* **Exercise directions**: Among the lines of the records, please find those that contain the word "JSON" and copy them.

─── Material provided

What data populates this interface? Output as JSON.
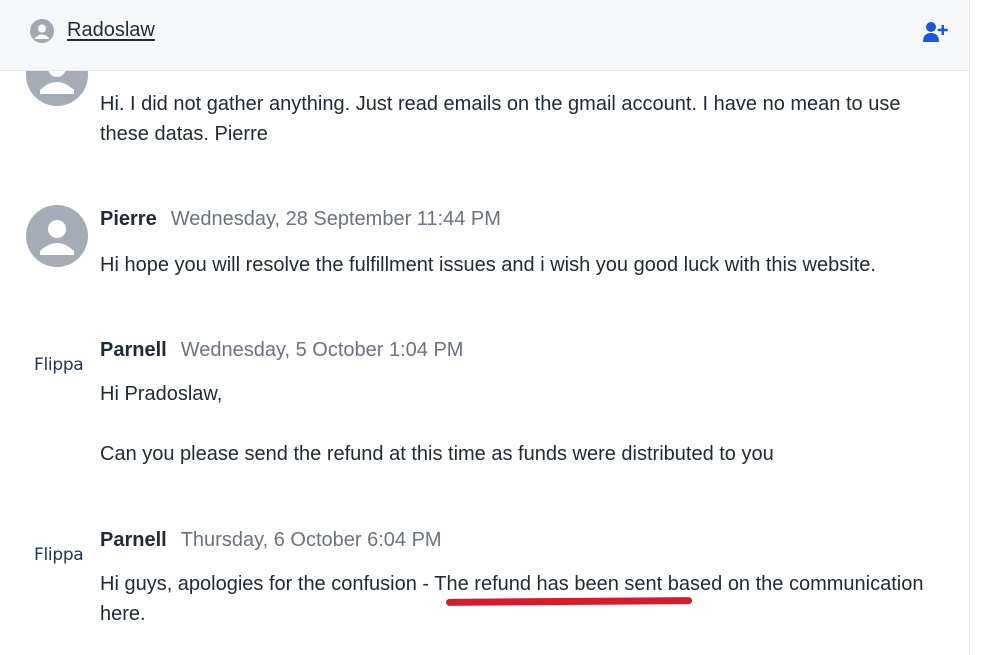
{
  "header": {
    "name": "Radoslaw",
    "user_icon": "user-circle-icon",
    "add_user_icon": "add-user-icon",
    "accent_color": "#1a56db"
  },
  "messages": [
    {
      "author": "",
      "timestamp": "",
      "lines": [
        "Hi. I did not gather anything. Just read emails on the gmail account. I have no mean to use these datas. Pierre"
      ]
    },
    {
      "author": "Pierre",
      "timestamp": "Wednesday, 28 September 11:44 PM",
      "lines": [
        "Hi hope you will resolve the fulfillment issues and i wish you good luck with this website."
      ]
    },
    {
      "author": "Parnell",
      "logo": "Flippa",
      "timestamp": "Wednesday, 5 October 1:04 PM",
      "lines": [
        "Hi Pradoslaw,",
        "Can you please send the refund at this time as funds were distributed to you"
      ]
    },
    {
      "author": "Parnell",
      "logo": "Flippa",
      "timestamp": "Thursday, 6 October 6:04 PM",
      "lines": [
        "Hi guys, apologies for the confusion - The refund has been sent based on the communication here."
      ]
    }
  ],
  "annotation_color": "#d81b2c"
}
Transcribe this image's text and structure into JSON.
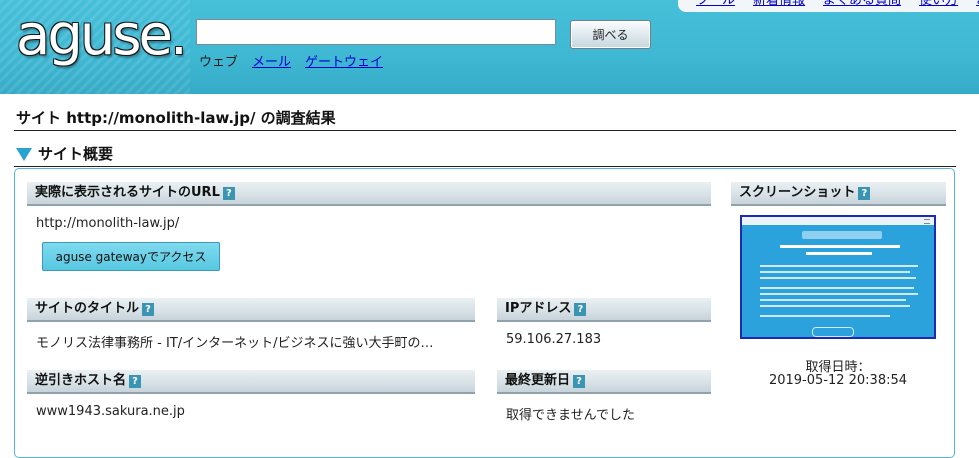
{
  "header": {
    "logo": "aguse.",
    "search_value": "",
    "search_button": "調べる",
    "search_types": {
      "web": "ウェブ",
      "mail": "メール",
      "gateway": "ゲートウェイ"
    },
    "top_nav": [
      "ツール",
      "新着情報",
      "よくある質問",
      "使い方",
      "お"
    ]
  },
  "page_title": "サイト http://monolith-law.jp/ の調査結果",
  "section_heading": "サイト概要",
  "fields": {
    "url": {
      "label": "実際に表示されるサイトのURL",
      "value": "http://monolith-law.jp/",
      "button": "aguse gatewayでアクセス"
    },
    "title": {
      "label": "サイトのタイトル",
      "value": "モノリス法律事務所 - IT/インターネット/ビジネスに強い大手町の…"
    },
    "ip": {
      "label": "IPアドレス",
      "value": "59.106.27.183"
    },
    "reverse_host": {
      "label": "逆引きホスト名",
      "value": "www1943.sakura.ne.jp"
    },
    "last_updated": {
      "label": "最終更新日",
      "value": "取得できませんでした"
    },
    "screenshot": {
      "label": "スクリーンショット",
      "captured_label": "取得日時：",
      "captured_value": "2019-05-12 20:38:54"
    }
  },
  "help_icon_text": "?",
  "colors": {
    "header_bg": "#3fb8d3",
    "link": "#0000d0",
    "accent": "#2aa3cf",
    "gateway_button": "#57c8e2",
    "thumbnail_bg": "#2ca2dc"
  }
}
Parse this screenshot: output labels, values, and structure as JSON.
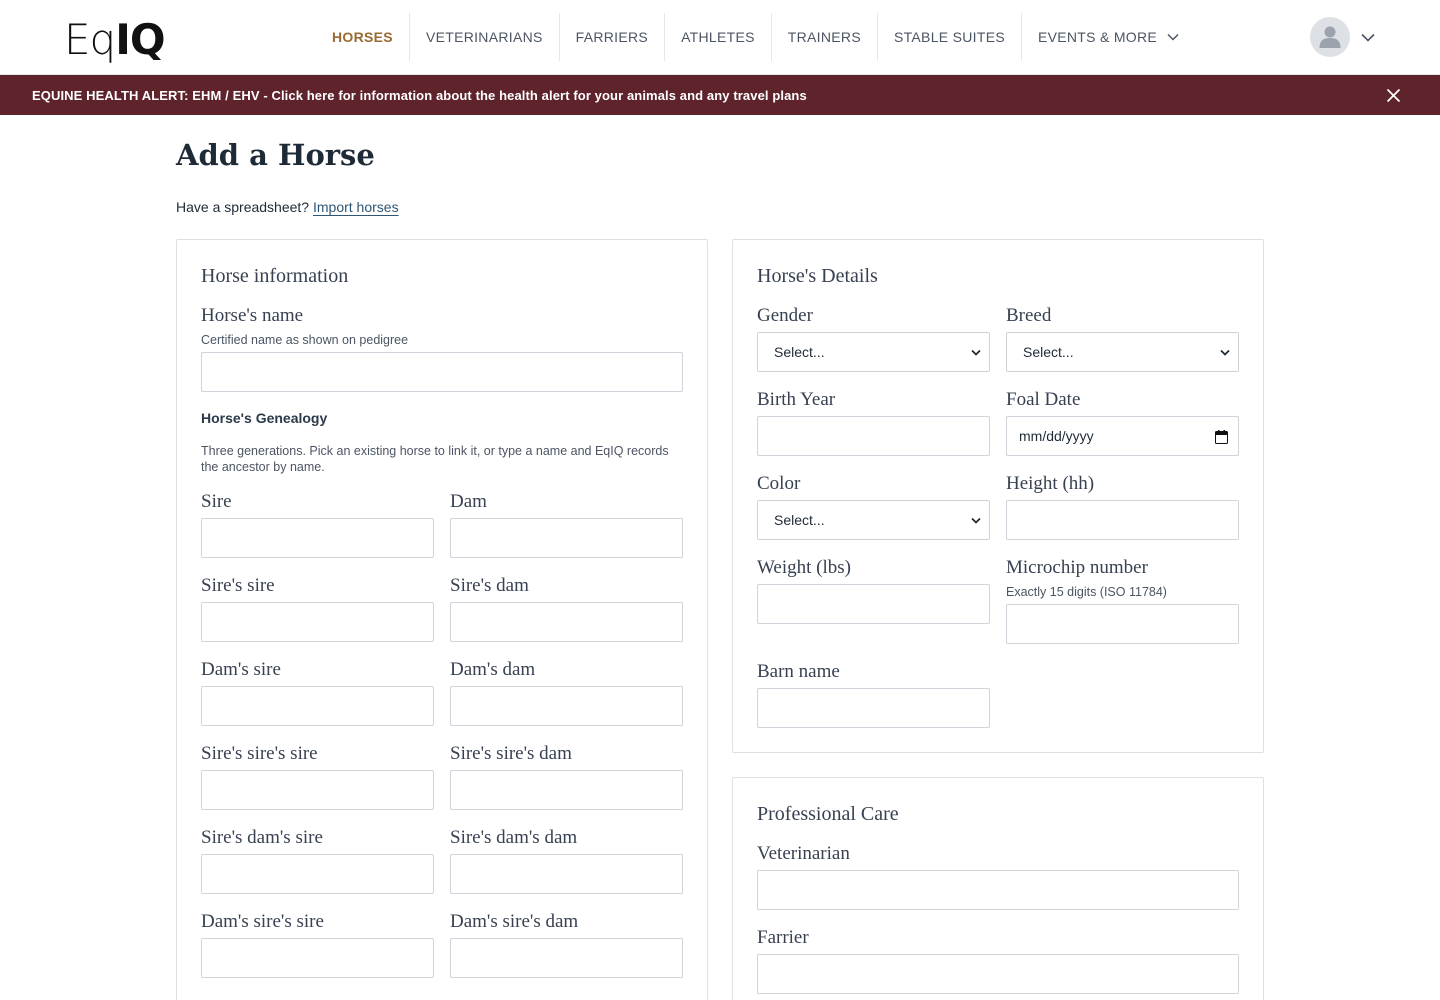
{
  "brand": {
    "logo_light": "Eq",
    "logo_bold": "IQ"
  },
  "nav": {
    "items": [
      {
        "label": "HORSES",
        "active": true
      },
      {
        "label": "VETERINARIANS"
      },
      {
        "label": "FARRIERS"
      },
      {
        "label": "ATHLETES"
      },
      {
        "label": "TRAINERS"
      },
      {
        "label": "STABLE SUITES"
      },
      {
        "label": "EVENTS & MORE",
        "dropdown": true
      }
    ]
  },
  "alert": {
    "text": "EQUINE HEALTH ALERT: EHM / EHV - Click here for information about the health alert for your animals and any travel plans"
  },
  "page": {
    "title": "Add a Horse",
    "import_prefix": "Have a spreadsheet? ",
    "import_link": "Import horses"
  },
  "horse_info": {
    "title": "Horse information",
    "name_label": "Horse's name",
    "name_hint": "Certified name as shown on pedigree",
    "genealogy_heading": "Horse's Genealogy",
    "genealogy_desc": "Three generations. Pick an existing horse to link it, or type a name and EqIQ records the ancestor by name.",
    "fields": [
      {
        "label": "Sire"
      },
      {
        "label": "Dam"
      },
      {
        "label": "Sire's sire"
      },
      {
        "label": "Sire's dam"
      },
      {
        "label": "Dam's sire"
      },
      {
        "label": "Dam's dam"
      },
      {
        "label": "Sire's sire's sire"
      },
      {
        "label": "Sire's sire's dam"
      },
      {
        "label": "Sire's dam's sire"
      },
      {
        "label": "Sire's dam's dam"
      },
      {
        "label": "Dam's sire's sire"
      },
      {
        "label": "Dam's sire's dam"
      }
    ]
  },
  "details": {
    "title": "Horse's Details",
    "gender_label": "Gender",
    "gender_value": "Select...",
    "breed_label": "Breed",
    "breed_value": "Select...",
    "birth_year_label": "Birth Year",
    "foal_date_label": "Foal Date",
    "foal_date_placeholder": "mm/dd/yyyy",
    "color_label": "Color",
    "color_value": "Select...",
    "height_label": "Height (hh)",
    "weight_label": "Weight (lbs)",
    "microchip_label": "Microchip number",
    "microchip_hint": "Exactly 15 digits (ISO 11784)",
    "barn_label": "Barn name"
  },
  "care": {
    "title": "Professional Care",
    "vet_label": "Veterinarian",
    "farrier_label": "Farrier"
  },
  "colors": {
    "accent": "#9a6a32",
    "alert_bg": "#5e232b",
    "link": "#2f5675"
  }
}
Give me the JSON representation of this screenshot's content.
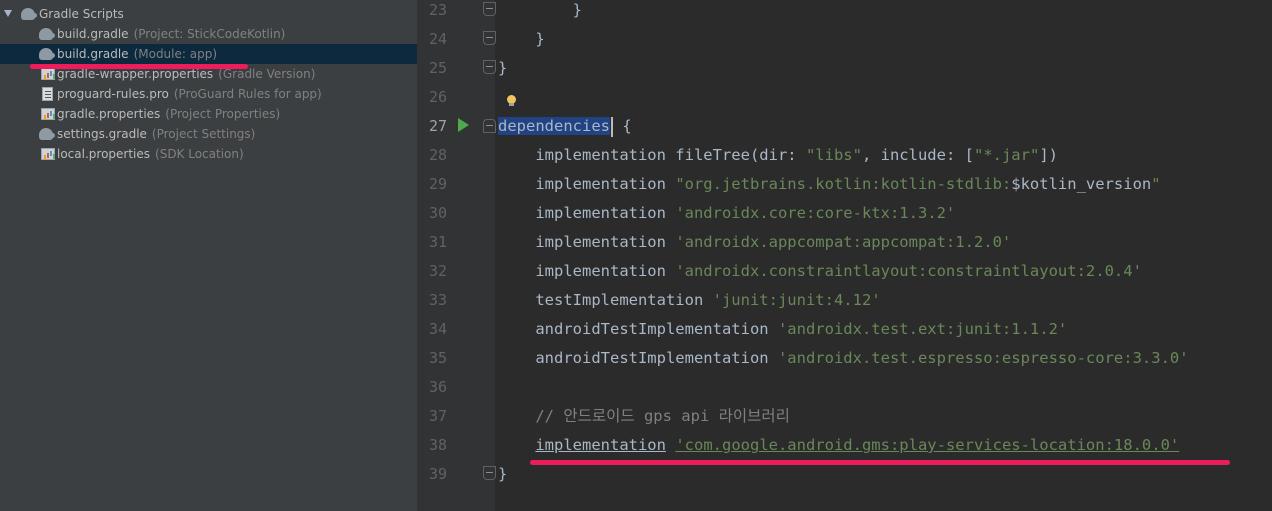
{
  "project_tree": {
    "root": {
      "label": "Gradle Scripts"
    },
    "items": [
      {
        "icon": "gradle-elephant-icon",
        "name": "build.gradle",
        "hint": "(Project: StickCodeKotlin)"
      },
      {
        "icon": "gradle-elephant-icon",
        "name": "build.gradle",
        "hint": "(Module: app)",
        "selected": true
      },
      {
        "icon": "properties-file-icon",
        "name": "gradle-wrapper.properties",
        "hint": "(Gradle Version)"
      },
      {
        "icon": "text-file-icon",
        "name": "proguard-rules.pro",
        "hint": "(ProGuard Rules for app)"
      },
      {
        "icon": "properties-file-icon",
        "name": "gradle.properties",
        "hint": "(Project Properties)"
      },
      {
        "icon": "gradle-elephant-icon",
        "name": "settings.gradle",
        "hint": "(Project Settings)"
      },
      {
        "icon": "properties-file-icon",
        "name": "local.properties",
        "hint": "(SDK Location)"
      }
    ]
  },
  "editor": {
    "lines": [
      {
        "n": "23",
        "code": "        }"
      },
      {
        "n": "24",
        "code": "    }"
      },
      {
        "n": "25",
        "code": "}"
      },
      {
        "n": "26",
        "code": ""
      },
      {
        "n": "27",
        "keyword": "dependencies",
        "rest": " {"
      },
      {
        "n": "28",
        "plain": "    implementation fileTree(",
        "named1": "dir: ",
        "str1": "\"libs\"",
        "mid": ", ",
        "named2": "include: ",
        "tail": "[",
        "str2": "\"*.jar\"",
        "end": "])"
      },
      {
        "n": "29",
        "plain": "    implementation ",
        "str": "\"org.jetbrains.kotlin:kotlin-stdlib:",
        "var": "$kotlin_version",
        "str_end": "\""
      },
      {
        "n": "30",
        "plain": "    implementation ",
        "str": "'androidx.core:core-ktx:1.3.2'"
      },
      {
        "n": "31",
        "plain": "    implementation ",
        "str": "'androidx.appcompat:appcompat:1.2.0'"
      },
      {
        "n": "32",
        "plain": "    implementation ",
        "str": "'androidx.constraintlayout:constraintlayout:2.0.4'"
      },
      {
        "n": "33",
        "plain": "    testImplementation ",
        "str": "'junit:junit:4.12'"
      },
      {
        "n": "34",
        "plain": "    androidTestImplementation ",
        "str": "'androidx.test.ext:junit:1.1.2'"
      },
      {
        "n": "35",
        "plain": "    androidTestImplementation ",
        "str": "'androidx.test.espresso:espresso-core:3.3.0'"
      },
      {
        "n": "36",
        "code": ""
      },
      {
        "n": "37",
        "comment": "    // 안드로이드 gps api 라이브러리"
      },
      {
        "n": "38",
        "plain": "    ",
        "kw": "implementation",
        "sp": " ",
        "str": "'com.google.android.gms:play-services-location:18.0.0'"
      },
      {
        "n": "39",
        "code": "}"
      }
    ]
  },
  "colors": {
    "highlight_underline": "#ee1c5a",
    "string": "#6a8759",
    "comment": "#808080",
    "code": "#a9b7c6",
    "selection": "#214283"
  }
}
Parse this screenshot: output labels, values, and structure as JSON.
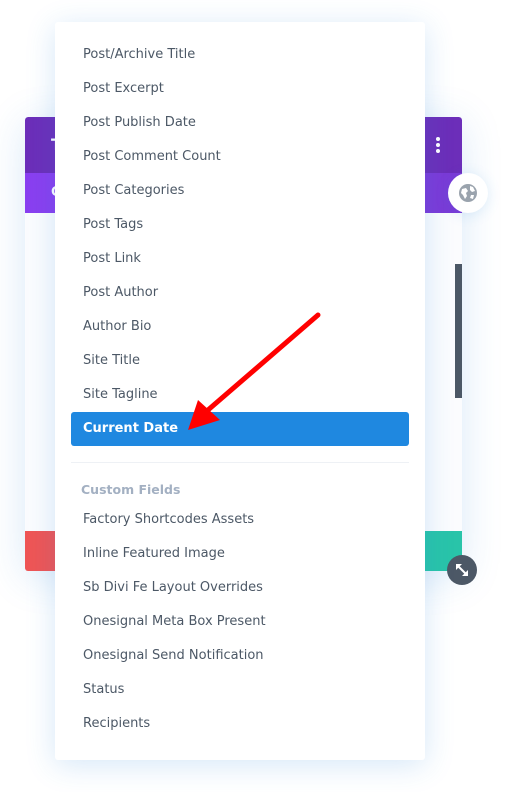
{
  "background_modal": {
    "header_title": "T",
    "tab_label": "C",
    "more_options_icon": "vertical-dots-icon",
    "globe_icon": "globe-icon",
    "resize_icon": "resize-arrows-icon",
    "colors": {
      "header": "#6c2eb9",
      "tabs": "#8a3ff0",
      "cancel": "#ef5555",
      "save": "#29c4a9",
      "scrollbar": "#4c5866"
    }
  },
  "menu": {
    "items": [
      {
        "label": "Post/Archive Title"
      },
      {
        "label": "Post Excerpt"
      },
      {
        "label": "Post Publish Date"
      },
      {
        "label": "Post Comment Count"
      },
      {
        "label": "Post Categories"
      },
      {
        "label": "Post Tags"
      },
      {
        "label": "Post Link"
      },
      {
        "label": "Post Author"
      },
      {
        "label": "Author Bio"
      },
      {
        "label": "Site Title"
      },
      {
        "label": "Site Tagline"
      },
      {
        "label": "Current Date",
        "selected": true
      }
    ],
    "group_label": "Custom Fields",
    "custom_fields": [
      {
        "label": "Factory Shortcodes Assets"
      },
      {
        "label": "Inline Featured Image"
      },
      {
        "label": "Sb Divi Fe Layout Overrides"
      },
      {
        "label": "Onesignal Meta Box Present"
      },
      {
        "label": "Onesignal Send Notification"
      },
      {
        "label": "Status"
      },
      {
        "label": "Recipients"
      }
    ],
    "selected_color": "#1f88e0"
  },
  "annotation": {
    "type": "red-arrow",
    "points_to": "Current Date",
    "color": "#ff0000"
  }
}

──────

* **Response to this task**:
What data populates this interface? Output as JSON.
Transcribe this image's text and structure into JSON.
Parse this screenshot: output labels, values, and structure as JSON.
Give me the JSON representation of this screenshot's content.
Parse this screenshot: output labels, values, and structure as JSON.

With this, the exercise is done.